* [Try it]: The word "this" occurs in some lines of the listing. Copy those lines.

* [Material provided]:
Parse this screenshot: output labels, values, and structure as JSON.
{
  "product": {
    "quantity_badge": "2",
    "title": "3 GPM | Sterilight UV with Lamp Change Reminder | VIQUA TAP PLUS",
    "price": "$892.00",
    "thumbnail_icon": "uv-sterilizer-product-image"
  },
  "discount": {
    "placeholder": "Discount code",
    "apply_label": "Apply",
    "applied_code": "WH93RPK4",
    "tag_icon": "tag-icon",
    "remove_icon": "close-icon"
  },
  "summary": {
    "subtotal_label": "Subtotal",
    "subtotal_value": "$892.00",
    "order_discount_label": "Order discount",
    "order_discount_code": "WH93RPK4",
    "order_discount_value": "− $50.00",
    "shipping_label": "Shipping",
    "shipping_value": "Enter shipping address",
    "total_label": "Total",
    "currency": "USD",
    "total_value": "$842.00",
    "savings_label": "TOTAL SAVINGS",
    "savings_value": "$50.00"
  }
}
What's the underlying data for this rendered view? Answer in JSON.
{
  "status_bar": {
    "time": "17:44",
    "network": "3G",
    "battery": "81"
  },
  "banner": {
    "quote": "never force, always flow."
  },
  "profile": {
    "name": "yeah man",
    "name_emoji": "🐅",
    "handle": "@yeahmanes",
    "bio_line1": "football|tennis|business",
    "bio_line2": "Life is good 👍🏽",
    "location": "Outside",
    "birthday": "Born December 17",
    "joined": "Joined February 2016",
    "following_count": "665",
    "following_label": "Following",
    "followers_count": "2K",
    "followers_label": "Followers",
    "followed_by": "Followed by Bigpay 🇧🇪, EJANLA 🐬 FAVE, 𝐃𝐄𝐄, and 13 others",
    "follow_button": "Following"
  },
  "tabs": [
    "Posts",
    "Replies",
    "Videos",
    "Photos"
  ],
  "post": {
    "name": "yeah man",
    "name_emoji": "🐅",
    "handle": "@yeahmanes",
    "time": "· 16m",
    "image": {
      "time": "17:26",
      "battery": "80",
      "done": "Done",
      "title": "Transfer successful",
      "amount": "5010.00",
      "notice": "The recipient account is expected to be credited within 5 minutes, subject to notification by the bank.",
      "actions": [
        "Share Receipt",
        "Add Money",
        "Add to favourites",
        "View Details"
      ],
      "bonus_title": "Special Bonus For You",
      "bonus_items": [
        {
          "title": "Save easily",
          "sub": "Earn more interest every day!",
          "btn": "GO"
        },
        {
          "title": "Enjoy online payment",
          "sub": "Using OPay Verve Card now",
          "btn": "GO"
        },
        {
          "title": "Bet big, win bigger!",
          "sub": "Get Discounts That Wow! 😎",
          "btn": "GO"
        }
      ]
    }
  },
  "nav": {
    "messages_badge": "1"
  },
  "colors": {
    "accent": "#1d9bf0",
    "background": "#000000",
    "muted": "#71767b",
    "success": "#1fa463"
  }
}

* [Problem solution]:
Parse this screenshot: output labels, values, and structure as JSON.
What's the underlying data for this rendered view? Answer in JSON.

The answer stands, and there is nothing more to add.